Consistency is closely related to adolescent anger. Any parenting class will stress the importance of having a framework to handle the “good and bad” issues observed in your child. As the counselor, this is a challenge because we do not live in their environment. Aside from fifty minutes a week, we have relatively little control over how a child lives. To effectively advance efforts in setting boundaries for an angry youngster, the parents or guardians must be brought into the loop. With the help and management of the parent, angry adolescent boys will hopefully come to understand the limits to what they can and cannot do under their parents’ roof.
Though everyone wants to be liked, caregivers must understand that loving may not resemble being a best friend. Part of tangibly educating a child on the way of the world is showing that there are consequences to all of our actions. We do a child a disservice when we avoid the touchy parts of growth in lieu of the comfortable ones.
4. Confront Negative Self Talk
Although negative self talk is not solely a concern for early adolescents, as in any key developmental stage, it must be recognized and dealt with. Whether evil statements have been spoken over the child, or they are testing the waters with something they heard, the power of words must be recognized.
How can a counselor or parent combat their child barraging themselves with these thoughts? Golden outlines a helpful framework to begin to address negative self talk in early adolescents.
Recognize self-talk that reflects automatic internal dialogue.
Clarify self-talk that reflects unrealistic thinking.
Challenge and replace unrealistic self-talk by realistic self-talk.
Repeatedly practice this process
My personal experience is that this can be awkward. It is often embarrassing for the youth to acknowledge their own incorrect thoughts. Still, discomfort is a small price to pay for breaking through the lies an angry early adolescent tells themselves.
5. Accept emotions
As my final tip, I want to exhort the reader to accept the emotions of their angry early adolescent boy. Ultimately, this is a call to empathy. This is a challenge for any parent or counselor who bears with someone as they continually make mistakes or do not seem to “get it.” In Pudney and Whitehouse’s aptly named book Little Volcanoes: Helping Young Children and Their Parents to Deal with Anger, the importance for this believing in emotions will hopefully enhance the counselor’s curiosity and passion to rightly help their client. Actively listening to an adolescent boy is an essential aspect of caring. Joining and affirming skills should be used generously as we seek to help them best.
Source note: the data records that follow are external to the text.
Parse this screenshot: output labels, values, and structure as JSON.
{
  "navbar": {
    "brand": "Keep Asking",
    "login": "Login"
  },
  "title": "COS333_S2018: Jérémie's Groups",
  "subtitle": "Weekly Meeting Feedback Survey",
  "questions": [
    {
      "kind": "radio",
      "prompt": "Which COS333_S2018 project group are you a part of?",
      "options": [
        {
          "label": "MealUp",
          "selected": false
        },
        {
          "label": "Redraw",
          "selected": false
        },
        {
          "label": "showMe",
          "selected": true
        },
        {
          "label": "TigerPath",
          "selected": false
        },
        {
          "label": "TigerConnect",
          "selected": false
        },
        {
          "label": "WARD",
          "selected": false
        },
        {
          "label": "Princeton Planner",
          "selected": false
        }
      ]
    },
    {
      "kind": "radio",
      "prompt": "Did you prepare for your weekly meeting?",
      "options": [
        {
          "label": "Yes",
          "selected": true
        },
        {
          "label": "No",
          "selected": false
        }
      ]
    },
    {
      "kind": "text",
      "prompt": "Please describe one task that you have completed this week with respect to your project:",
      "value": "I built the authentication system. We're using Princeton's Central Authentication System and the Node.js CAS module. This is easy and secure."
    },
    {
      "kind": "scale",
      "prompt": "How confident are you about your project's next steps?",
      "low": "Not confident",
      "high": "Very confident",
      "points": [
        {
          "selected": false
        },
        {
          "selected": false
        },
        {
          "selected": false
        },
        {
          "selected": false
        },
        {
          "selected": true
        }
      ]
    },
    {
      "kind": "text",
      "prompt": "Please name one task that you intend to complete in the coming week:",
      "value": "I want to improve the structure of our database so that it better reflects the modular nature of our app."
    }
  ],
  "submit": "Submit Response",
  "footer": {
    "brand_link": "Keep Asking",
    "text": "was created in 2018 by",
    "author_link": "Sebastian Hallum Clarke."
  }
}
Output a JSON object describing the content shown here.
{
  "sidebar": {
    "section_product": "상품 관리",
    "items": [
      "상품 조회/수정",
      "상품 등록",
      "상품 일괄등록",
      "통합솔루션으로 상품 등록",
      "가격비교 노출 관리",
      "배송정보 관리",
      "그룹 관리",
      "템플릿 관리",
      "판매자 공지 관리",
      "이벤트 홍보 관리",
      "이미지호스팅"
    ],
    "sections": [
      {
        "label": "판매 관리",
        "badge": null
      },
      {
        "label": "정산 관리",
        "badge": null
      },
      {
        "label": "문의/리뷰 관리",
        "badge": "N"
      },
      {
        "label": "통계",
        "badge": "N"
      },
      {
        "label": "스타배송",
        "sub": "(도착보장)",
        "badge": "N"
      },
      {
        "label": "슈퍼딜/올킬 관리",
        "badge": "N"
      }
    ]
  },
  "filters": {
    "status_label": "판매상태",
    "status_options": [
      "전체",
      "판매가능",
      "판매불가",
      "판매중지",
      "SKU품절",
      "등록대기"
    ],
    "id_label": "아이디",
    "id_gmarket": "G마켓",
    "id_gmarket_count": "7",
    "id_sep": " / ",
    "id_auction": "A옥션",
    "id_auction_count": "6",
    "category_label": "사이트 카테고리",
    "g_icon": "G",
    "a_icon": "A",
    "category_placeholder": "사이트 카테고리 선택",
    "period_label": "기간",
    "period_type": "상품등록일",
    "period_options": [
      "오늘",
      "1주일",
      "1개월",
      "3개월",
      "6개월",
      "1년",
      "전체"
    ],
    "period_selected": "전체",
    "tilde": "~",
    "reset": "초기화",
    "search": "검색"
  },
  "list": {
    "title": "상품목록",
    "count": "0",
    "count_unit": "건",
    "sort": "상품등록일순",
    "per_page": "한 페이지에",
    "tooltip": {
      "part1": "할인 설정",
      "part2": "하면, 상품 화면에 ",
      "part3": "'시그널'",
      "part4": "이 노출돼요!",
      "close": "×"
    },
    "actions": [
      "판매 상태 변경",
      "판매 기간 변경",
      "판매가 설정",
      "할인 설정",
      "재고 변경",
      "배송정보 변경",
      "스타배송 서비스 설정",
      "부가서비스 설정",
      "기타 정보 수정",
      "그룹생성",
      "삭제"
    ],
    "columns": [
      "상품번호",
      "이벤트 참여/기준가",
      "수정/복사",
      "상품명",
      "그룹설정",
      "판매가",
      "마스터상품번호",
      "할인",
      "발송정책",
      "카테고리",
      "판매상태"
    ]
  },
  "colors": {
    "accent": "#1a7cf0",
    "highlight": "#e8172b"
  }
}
One final word on the purpose of anger. In Ephesians, Paul tells the church to “be angry and do not sin.” (4:26a). To me, this reads as a command. In other words, don’t pretend you don’t have this desire to attack an unjust thing, but rather embrace it and learn to express it in a constructive way. There are plenty of things to be rightly angry about, and Paul exhorts this emotion while also giving an important qualification for how we are to express it. This is the balanced view I seek as I enter into this work with someone. Hopefully, we can accept anger in ourselves and learn to express it in a healthy way, and pass this understanding along to our young ones.
Golden, B. (2003). Healthy Anger : How to Help Children and Teens Manage Their Anger. Oxford: Oxford University Press.
Plummer, D. (2008). Anger Management Games for Children. London: Jessica Kingsley Publishers.
Pudney, W., & Whitehouse, E. (2012). Little Volcanoes : Helping Young Children and Their Parents to Deal with Anger. London: Jessica Kingsley Publishers.
Written by Zachary Adams, M.A.
Zachary Adams is employed at the Visiting Nurse Association of Philadelphia as Bereavement Coordinator & Counselor. His areas of focus include coping with grief and loss, crisis intervention, and community resourcing. Zac has specialized in Hospice and Palliative care over the past 3 years, is passionate about learning in all seasons of life, and for those disenfranchised and damaged to live more abundant lives.